We’re coming to love and recognize actors who work in full-body makeup/costumes, such as Andy Serkis, or actors whose entire performances, or large chunks thereof, are motion captured or digitized (lately sometimes also Andy Serkis!). But people like Leander Deeny play an enormous part in making characters such as Steve Rogers come to life, too. Body language is a huge part of a performance and of characterization. For characters/series with a lot of action, a stunt person can have a huge influence on how we read and interpret a character, such as the influence Heidi Moneymaker has had on the style and choreography of Black Widow’s signature fighting style. Talent doubles breathe believability and discipline-specific nuance into demanding storylines.
Actors are creative people themselves, and incredibly important in building the characters we see onscreen. But if we agree that they’re more than dancing monkeys who just do whatever the directors/writers say, then we have to agree that doubles are more than that, too. Doubles make creative decisions too, and often form strong, mutually supportive relationship with actors.
Image 1: “I would like to thank Kathryn Alexandre, the most generous actor I’ve ever worked opposite.”
Image 2: “Kathryn who’s playing my double who’s incredible.”
I’ve got a relationship that goes back many, many years with Dave. And I would hate for people to just see that image of me and Dave and go, “oh, there’s Dan Radcliffe with a person in a wheelchair.” Because I would never even for a moment want them to assume that Dave was anything except for an incredibly important person in my life.
With modern tv- and film-making techniques, many characters are composite creations. The characters we see onscreen or onstage have always been team efforts, with writers, directors, makeup artists, costume designers, special effects artists, production designers, and many other people all contributing to how a character is ultimately realized in front of us. Many different techniques go into something like the creation of Skinny Steve — he’s no more all Leander Deeny than he is all Chris Evans.
But as fandom dissects the anatomy of scenes in ever-increasing detail to get at microexpressions and the minutiae of body language, let’s recognize the anatomy in the scenes, too. I don’t mean to take away from the work Chris Evans or any other actors do (he is an amazing Steve Rogers and I love him tons), but fandom needs to do better in recognizing the bodies, the other people, who make up the characters we love and some of our very favourite shots of them. Chris Evans has an amazing body, but so does Leander Deeny — that body is beautiful; that body mimicked Chris Evans’s motions with amazing, skilled precision; that body moved Steve Rogers with emotion and grace and character.

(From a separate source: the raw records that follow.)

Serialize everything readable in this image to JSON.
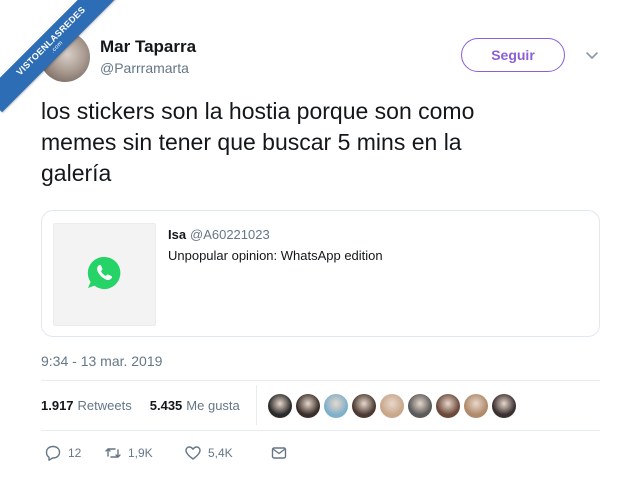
{
  "watermark": {
    "text": "VISTOENLASREDES",
    "suffix": ".com"
  },
  "user": {
    "name": "Mar Taparra",
    "handle": "@Parrramarta"
  },
  "follow_button": {
    "label": "Seguir"
  },
  "tweet": {
    "lines": [
      "los stickers son la hostia porque son como",
      "memes sin tener que buscar 5 mins en la",
      "galería"
    ],
    "timestamp": "9:34 - 13 mar. 2019"
  },
  "quote": {
    "name": "Isa",
    "handle": "@A60221023",
    "text": "Unpopular opinion: WhatsApp edition"
  },
  "stats": {
    "retweets_count": "1.917",
    "retweets_label": "Retweets",
    "likes_count": "5.435",
    "likes_label": "Me gusta"
  },
  "liker_faces": [
    {
      "color": "#2a2a2a"
    },
    {
      "color": "#3b2f2a"
    },
    {
      "color": "#7fb0c9"
    },
    {
      "color": "#4a3a32"
    },
    {
      "color": "#c9a78a"
    },
    {
      "color": "#5a5a5a"
    },
    {
      "color": "#6b4a3a"
    },
    {
      "color": "#b08a6a"
    },
    {
      "color": "#3a3030"
    }
  ],
  "actions": {
    "replies": "12",
    "retweets": "1,9K",
    "likes": "5,4K"
  },
  "colors": {
    "accent": "#8b5fd6",
    "whatsapp": "#25d366",
    "ribbon": "#2d6db5",
    "muted": "#657786"
  }
}
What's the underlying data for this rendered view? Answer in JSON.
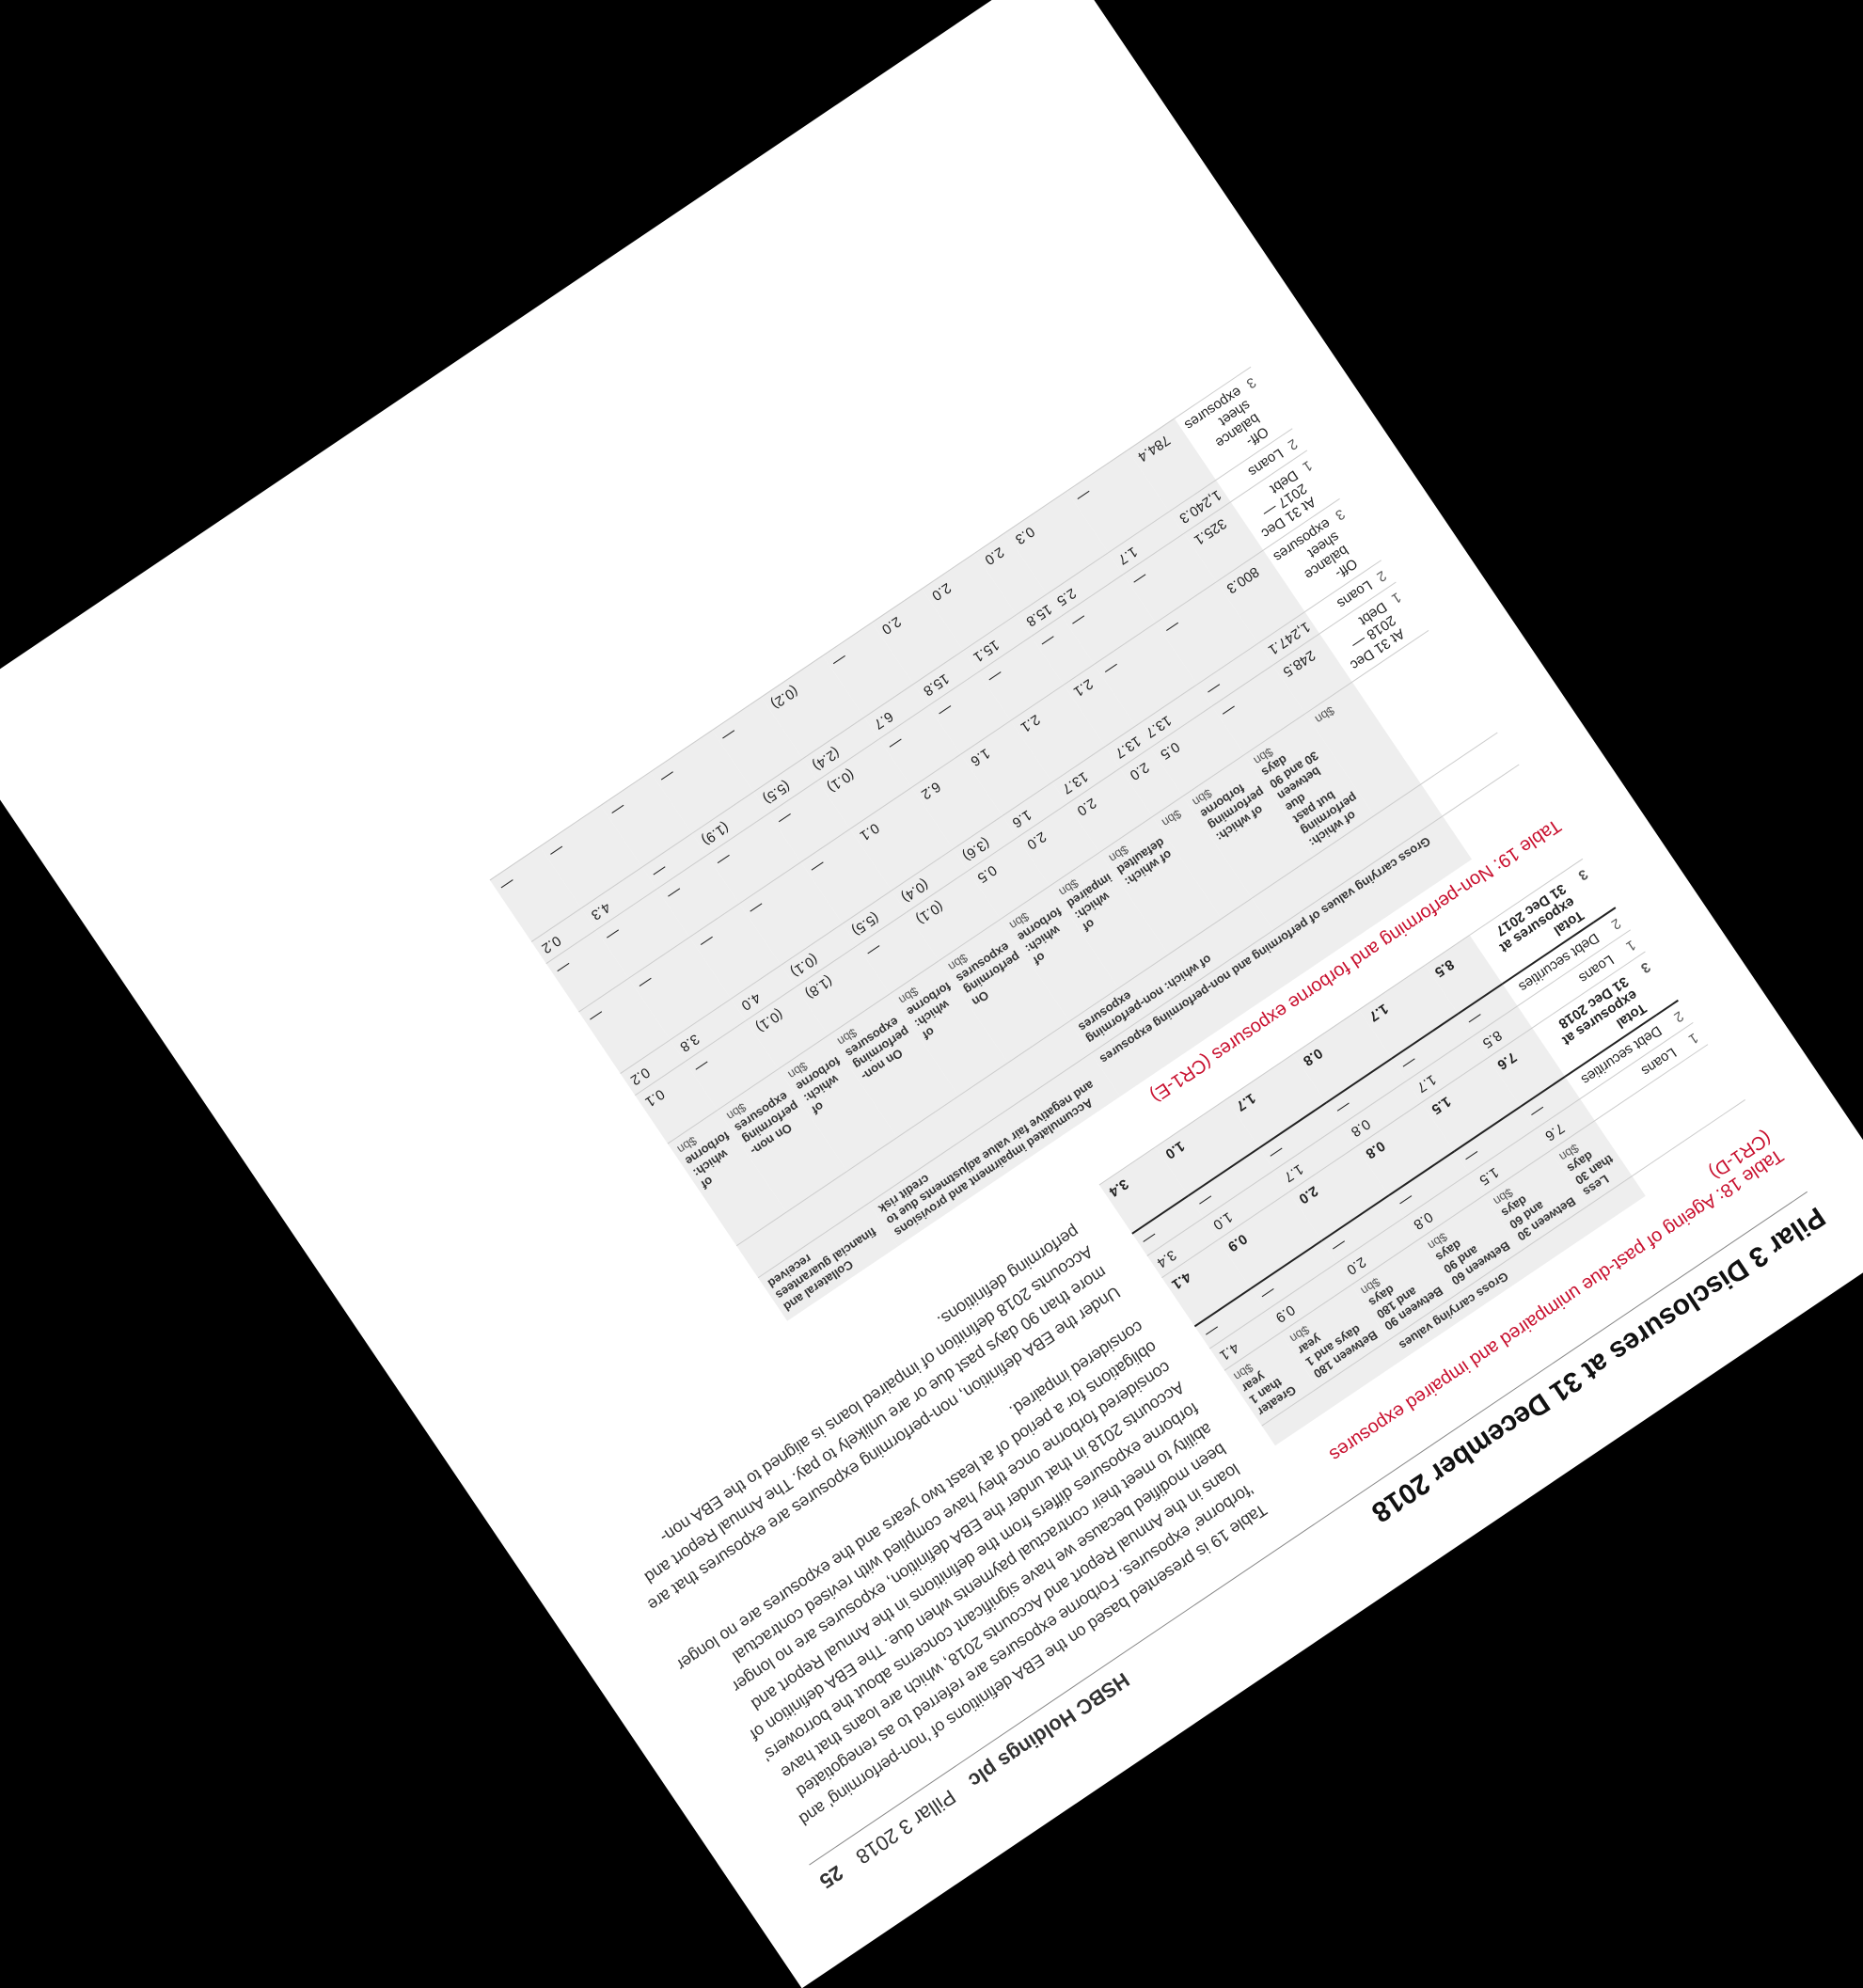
{
  "header": {
    "doc_title": "Pilar 3 Disclosures at 31 December 2018",
    "company": "HSBC Holdings plc",
    "report": "Pillar 3 2018",
    "page_number": "25"
  },
  "table18": {
    "title": "Table 18: Ageing of past-due unimpaired and impaired exposures (CR1-D)",
    "group_header": "Gross carrying values",
    "columns": [
      "Less than 30 days",
      "Between 30 and 60 days",
      "Between 60 and 90 days",
      "Between 90 and 180 days",
      "Between 180 days and 1 year",
      "Greater than 1 year"
    ],
    "unit": "$bn",
    "rows": [
      {
        "n": "1",
        "label": "Loans",
        "values": [
          "7.6",
          "1.5",
          "0.8",
          "2.0",
          "0.9",
          "4.1"
        ]
      },
      {
        "n": "2",
        "label": "Debt securities",
        "values": [
          "—",
          "—",
          "—",
          "—",
          "—",
          "—"
        ]
      },
      {
        "n": "3",
        "label": "Total exposures at 31 Dec 2018",
        "values": [
          "7.6",
          "1.5",
          "0.8",
          "2.0",
          "0.9",
          "4.1"
        ]
      },
      {
        "n": "1",
        "label": "Loans",
        "values": [
          "8.5",
          "1.7",
          "0.8",
          "1.7",
          "1.0",
          "3.4"
        ]
      },
      {
        "n": "2",
        "label": "Debt securities",
        "values": [
          "—",
          "—",
          "—",
          "—",
          "—",
          "—"
        ]
      },
      {
        "n": "3",
        "label": "Total exposures at 31 Dec 2017",
        "values": [
          "8.5",
          "1.7",
          "0.8",
          "1.7",
          "1.0",
          "3.4"
        ]
      }
    ]
  },
  "table19": {
    "title": "Table 19: Non-performing and forborne exposures (CR1-E)",
    "group_header": "Gross carrying values of performing and non-performing exposures",
    "sub_header_np": "of which: non-performing exposures",
    "impairment_header": "Accumulated impairment and provisions and negative fair value adjustments due to credit risk",
    "collateral_header": "Collateral and financial guarantees received",
    "columns": [
      "",
      "of which: performing but past due between 30 and 90 days",
      "of which: performing forborne",
      "",
      "of which: defaulted",
      "of which: impaired",
      "of which: forborne",
      "On performing exposures",
      "of which: forborne",
      "On non-performing exposures",
      "of which: forborne",
      "On non-performing exposures",
      "of which: forborne"
    ],
    "unit": "$bn",
    "rows": [
      {
        "n": "1",
        "label": "At 31 Dec 2018 — Debt",
        "values": [
          "248.5",
          "—",
          "0.5",
          "2.0",
          "2.0",
          "2.0",
          "0.5",
          "(0.1)",
          "—",
          "(1.8)",
          "(0.1)",
          "—",
          "0.1"
        ]
      },
      {
        "n": "2",
        "label": "Loans",
        "values": [
          "1,247.1",
          "—",
          "13.7",
          "13.7",
          "13.7",
          "1.6",
          "(3.6)",
          "(0.4)",
          "(5.5)",
          "(0.1)",
          "4.0",
          "3.8",
          "0.2"
        ]
      },
      {
        "n": "3",
        "label": "Off-balance sheet exposures",
        "values": [
          "800.3",
          "—",
          "—",
          "2.1",
          "2.1",
          "1.6",
          "6.2",
          "0.1",
          "—",
          "—",
          "—",
          "—",
          "—"
        ]
      },
      {
        "n": "1",
        "label": "At 31 Dec 2017 — Debt",
        "values": [
          "325.1",
          "—",
          "—",
          "—",
          "—",
          "—",
          "—",
          "(0.1)",
          "—",
          "—",
          "—",
          "—",
          "—"
        ]
      },
      {
        "n": "2",
        "label": "Loans",
        "values": [
          "1,240.3",
          "1.7",
          "2.5",
          "15.8",
          "15.1",
          "15.8",
          "6.7",
          "(2.4)",
          "(5.5)",
          "(1.9)",
          "—",
          "4.3",
          "0.2"
        ]
      },
      {
        "n": "3",
        "label": "Off-balance sheet exposures",
        "values": [
          "784.4",
          "—",
          "0.3",
          "2.0",
          "2.0",
          "2.0",
          "—",
          "(0.2)",
          "—",
          "—",
          "—",
          "—",
          "—"
        ]
      }
    ]
  },
  "body_paragraphs": [
    "Table 19 is presented based on the EBA definitions of 'non-performing' and 'forborne' exposures. Forborne exposures are referred to as renegotiated loans in the Annual Report and Accounts 2018, which are loans that have been modified because we have significant concerns about the borrowers' ability to meet their contractual payments when due. The EBA definition of forborne exposures differs from the definitions in the Annual Report and Accounts 2018 in that under the EBA definition, exposures are no longer considered forborne once they have complied with revised contractual obligations for a period of at least two years and the exposures are no longer considered impaired.",
    "Under the EBA definition, non-performing exposures are exposures that are more than 90 days past due or are unlikely to pay. The Annual Report and Accounts 2018 definition of impaired loans is aligned to the EBA non-performing definitions."
  ]
}
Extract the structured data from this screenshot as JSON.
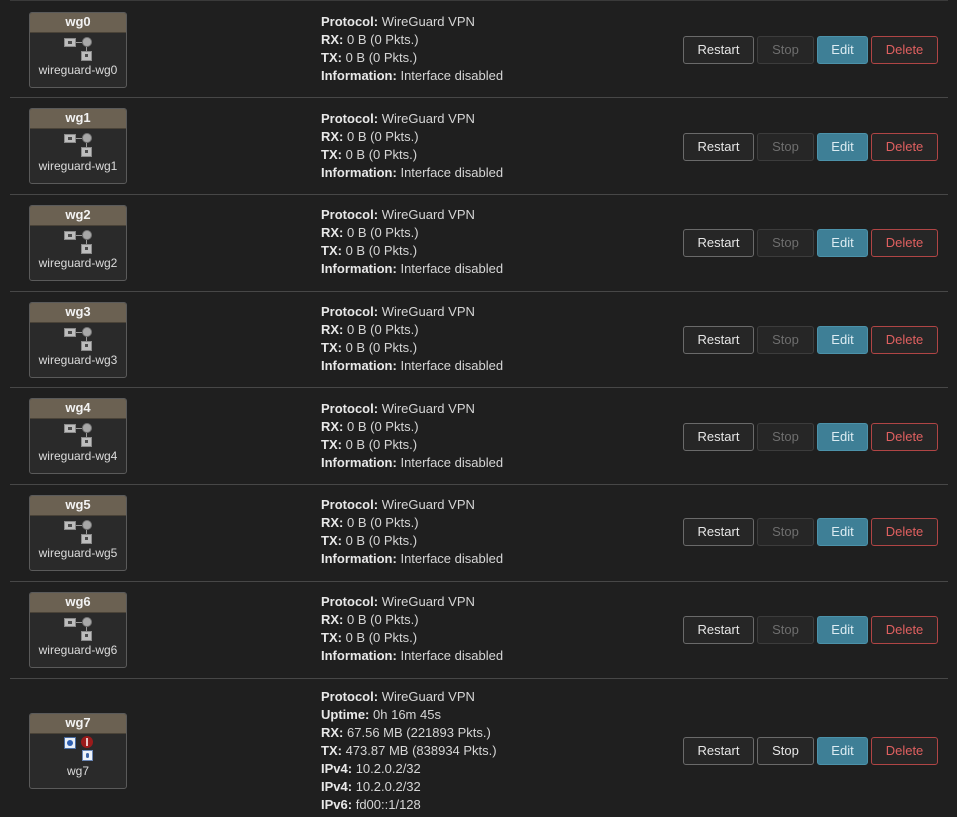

Fandom should do better than productions and creators who fail to be transparent about the doubles in their productions. On the screen, suspension of disbelief is key and the goal is to make all the effort that went into the production vanish and leave only the product itself behind. But when the film is over and the episode ends, let’s remember everyone who helped make that happen.
[ Sam Hargrave (stunt double for Chris Evans) and James Young (stunt double for Sebastian Stan, and fight choreographer), seen from behind, exchange a fistbump while in costume on the set of Captain America: The Winter Soldier. Image via lifeofkj ]
I applaud these guys as much as the suit actors in my japanese tokusatsu shows. They do just as much work.
Hat’s off to them, and my thanks for all they do.